Science-minded Grace is a collector of interesting objects, so when she asks her grandfather if she can have the thousands of old buttons she finds in the old building he just purchased, he doesn't hesitate to hand them over. When Grace brings a few of the buttons to school, however, she is unprepared for the sudden enthusiasm for buttons shown by not just her best friend, Ellie, but also her entire class! As Grace and Ellie become consumed with the excitement of crafting, playing, and trading with buttons of all varieties, they also begin to realize the problems in their friendship, namely that Ellie shows off a lot and Grace resents her for it. Before long, the button frenzy becomes less about the buttons and more about trying to one-up and get back at each other. Grace wants to end the button fad once and for all and get things back to normal, but shutting it down proves to be a lot more difficult than putting it into motion in the first place.

This school story does a great job of describing the experience of getting caught up in a fad at school. Clements gets all the details just right, including the way fads sometimes grow and change overnight, and even the reactions of teachers and administrators when a fad begins to consume too much of the students' attention. He also uses the button fad very effectively as a vehicle both for Grace and Ellie to confront the strain in their friendship, and for Grace to become better friends with another classmate named Hank, who shares her scientific interests.

The flaw in this book, though, is how much exposition there is at the start. The strong story at the heart of this book is very slow to get going. The book opens with Grace arriving for a visit with her grandfather, leading the reader to believe that this visit and this relationship will be the focus of the novel.
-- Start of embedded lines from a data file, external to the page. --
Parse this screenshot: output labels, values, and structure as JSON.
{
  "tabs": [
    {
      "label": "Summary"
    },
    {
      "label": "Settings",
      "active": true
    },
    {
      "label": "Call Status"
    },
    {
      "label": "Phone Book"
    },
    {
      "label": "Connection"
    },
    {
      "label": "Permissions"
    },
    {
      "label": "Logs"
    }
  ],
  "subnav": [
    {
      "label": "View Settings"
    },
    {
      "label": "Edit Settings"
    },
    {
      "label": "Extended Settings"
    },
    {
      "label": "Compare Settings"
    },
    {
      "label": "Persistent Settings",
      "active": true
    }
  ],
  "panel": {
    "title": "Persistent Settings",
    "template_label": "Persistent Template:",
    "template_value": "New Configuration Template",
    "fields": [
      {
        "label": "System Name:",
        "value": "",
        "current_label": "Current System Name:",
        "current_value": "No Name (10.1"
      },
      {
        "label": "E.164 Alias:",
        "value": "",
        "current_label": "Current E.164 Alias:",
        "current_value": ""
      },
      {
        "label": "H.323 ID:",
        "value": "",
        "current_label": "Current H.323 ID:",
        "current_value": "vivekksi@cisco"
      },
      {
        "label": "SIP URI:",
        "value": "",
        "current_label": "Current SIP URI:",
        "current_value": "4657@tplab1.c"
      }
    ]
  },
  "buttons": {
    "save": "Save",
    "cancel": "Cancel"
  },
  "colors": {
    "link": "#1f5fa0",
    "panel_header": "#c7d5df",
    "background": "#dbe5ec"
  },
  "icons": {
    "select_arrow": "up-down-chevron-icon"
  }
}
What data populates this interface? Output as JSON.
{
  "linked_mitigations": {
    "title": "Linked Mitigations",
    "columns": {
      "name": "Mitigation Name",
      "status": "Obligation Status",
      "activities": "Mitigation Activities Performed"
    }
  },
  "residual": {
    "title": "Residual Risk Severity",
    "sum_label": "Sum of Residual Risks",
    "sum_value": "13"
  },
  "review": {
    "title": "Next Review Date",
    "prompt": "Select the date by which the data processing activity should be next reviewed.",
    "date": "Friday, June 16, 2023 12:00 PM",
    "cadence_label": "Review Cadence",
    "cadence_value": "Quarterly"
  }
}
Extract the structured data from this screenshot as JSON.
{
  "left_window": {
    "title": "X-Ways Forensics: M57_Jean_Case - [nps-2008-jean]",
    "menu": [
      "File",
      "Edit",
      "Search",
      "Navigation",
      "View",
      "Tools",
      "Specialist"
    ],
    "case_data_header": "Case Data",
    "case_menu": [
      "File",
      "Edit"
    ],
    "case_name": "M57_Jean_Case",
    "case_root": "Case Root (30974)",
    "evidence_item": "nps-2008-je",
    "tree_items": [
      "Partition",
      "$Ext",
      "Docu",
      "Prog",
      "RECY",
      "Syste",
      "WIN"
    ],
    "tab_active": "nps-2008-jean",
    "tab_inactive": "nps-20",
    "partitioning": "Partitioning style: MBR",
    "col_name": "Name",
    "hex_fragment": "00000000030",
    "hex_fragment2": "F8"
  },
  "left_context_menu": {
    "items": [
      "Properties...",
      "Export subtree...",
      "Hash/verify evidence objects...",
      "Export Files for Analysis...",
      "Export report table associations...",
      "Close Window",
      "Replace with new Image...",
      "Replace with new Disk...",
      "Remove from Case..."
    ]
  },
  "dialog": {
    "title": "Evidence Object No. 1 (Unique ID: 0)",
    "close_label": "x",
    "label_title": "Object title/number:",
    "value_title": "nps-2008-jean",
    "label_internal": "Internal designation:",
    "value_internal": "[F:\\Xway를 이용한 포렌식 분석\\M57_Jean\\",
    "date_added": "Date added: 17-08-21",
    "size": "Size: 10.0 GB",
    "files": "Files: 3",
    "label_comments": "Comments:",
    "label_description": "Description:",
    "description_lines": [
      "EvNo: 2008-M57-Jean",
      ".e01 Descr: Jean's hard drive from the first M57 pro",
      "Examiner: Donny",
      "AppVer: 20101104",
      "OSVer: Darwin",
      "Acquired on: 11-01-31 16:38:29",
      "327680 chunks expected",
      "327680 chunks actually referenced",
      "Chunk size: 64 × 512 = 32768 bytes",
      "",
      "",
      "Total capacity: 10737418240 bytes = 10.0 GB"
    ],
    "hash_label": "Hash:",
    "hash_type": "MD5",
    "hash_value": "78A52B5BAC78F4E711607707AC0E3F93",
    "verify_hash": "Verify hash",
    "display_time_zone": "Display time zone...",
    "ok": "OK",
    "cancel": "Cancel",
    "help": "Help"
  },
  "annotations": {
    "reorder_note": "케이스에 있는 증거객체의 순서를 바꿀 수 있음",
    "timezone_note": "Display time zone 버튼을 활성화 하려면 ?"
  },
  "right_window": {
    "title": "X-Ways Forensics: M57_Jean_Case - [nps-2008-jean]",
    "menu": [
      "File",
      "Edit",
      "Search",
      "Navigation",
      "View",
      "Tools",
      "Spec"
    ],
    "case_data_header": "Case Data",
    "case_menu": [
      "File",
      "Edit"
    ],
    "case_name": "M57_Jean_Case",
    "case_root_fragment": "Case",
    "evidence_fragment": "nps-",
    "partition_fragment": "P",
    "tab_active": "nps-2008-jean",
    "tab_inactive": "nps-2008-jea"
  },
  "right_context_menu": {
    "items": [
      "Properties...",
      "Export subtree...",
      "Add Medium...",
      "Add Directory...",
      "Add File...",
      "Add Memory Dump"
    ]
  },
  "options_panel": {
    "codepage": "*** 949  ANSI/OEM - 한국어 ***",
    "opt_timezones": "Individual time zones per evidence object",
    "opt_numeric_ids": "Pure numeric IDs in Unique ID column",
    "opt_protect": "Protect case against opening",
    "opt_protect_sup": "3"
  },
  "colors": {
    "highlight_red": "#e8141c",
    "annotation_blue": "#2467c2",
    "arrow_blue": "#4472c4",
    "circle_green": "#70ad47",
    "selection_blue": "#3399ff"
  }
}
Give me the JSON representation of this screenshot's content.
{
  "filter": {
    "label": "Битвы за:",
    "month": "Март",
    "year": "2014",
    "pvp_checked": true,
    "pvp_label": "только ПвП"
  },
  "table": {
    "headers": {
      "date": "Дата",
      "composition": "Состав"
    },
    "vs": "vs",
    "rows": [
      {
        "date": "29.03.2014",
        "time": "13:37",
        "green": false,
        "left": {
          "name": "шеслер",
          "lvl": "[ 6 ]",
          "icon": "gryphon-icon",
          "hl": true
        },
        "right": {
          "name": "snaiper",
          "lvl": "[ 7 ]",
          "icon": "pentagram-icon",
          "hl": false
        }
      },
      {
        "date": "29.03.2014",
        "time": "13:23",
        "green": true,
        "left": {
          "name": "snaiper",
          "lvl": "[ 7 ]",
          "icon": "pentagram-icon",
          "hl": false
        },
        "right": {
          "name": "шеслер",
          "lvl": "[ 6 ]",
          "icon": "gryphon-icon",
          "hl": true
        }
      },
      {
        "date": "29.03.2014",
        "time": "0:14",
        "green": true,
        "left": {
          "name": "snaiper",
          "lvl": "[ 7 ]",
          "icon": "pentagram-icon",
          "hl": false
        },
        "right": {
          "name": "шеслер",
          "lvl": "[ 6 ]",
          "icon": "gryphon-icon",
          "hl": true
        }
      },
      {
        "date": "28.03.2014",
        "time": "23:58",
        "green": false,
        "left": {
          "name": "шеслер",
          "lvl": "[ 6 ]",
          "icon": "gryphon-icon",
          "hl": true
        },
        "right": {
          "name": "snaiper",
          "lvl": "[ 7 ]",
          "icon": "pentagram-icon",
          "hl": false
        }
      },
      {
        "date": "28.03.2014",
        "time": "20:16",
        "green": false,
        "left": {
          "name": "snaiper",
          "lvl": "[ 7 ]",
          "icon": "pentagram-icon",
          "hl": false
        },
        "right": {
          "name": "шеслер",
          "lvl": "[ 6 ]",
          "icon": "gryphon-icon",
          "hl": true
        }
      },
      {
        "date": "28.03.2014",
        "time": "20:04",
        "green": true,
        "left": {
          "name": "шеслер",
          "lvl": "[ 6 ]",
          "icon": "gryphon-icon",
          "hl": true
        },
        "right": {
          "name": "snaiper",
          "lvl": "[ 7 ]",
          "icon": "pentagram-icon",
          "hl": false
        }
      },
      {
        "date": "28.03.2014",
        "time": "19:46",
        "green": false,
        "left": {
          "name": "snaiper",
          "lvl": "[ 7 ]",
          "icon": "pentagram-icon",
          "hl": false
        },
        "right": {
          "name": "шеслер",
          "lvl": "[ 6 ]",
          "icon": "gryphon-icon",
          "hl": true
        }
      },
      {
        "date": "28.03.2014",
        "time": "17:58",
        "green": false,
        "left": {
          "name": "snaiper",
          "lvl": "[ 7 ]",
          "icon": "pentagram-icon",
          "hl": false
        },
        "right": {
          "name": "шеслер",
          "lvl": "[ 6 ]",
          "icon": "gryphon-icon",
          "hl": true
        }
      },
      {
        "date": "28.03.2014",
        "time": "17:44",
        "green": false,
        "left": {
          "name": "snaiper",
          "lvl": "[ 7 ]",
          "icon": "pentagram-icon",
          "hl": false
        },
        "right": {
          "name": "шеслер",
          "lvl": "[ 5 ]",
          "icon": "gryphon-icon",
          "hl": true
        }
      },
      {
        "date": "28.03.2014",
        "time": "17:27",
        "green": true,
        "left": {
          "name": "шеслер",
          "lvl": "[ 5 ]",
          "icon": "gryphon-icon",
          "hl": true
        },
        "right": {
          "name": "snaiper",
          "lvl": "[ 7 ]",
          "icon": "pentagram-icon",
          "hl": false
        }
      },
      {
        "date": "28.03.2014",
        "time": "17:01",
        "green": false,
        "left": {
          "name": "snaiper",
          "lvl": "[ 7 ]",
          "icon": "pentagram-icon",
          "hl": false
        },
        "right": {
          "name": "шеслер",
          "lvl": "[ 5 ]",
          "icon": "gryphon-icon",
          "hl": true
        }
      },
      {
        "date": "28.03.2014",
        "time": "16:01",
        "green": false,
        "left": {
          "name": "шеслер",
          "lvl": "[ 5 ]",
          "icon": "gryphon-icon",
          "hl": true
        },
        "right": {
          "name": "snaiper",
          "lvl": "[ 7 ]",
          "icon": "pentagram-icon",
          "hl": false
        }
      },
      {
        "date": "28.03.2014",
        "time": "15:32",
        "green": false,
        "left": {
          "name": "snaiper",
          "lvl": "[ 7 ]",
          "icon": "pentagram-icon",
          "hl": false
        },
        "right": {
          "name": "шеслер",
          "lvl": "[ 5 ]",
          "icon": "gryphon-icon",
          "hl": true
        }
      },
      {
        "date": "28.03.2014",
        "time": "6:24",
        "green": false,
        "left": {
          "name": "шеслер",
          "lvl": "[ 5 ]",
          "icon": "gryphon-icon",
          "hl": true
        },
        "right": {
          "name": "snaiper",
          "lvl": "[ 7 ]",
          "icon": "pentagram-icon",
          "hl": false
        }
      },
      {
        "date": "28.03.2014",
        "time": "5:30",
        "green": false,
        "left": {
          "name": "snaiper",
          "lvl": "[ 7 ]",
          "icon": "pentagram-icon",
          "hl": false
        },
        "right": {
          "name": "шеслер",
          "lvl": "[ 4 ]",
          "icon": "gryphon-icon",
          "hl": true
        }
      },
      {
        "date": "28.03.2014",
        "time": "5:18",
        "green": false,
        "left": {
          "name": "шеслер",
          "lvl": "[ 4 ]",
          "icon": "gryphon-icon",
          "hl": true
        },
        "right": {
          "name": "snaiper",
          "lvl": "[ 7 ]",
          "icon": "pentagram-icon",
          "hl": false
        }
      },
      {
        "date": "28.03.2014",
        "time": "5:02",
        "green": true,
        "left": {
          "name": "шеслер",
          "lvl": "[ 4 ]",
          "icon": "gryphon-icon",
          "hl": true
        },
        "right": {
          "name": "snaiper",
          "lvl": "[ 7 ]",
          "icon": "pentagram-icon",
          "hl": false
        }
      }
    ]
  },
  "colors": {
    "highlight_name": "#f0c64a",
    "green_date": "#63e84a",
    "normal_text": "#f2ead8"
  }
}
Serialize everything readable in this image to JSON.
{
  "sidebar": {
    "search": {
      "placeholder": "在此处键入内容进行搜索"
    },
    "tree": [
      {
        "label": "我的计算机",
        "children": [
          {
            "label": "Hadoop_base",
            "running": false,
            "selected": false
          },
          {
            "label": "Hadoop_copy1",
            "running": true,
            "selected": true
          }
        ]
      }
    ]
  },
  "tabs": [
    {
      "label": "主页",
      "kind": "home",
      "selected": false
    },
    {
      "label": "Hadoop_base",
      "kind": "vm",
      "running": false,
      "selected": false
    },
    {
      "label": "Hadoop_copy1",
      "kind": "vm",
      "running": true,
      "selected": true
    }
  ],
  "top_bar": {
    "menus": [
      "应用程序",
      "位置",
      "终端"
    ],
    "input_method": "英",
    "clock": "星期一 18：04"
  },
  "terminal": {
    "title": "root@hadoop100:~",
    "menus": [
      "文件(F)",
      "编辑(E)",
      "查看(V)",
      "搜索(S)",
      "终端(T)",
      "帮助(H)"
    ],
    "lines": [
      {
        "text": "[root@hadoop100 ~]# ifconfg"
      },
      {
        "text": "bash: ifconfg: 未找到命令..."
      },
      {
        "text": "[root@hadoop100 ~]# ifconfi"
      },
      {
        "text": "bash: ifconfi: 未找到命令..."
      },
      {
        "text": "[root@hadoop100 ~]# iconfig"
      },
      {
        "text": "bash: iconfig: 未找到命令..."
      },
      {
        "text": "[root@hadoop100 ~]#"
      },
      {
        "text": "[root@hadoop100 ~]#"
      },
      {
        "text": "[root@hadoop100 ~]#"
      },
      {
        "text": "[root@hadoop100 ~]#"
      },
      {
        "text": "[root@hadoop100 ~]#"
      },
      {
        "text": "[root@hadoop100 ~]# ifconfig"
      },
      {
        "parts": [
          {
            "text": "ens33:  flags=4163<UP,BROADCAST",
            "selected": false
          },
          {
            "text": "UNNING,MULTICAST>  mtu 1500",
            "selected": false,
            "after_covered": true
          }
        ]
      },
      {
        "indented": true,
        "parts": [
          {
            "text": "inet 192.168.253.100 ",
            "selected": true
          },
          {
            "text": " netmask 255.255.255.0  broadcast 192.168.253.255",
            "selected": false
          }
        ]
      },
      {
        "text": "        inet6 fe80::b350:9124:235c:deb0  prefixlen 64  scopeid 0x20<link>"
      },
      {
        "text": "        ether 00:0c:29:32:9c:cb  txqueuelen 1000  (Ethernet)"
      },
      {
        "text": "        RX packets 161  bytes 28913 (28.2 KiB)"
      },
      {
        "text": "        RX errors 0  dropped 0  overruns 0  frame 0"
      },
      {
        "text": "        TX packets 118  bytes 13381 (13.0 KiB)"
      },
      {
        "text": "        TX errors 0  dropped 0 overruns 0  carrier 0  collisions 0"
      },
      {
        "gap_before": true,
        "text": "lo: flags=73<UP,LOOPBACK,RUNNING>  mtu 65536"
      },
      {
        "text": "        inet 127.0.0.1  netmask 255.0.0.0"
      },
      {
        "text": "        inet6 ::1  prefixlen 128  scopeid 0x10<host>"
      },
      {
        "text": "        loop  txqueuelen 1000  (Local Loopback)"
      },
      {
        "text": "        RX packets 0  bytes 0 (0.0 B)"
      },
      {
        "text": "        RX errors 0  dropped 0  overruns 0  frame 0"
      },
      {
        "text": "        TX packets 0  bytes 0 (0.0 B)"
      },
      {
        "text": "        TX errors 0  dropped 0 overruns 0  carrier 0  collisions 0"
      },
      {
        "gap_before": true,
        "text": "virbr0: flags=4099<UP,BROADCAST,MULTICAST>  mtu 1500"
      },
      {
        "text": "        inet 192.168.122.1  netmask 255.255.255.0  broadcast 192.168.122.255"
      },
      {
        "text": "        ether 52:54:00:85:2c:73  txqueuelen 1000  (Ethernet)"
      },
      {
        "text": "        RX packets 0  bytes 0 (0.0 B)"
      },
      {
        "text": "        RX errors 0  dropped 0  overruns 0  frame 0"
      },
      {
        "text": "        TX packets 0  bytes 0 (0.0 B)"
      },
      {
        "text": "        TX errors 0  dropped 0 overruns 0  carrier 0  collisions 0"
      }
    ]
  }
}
Just as the reader begins to settle into this story, however, Grace is suddenly heading right back home, with the buttons following by mail, and it's clear that this has all just been backstory leading up to the real story the author wants to tell. Only a few of the details revealed in these early pages are even remotely relevant to the rest of the book, and it takes a while to refocus after the abrupt shift in the narrative. I also found it a little unnecessary that Grace occasionally worries about whether Hank thinks she is cute. Not every middle grade novel needs to have a dating-related subplot, even a subtle one.

The Friendship War has some positive wisdom to impart about the importance of honesty and taking ownership of one's mistakes, and about placing a greater value on people than on objects, which I really appreciated. There is also a surprising amount of information about the history of the materials used to make buttons, which becomes interesting within the context of this story. While this isn't Clements's best book, it will satisfy most readers who enjoy his realistic school stories, especially those who see some of their own experiences mirrored by the story.  (Thanks to Random House Children's and NetGalley for the digital review copy!)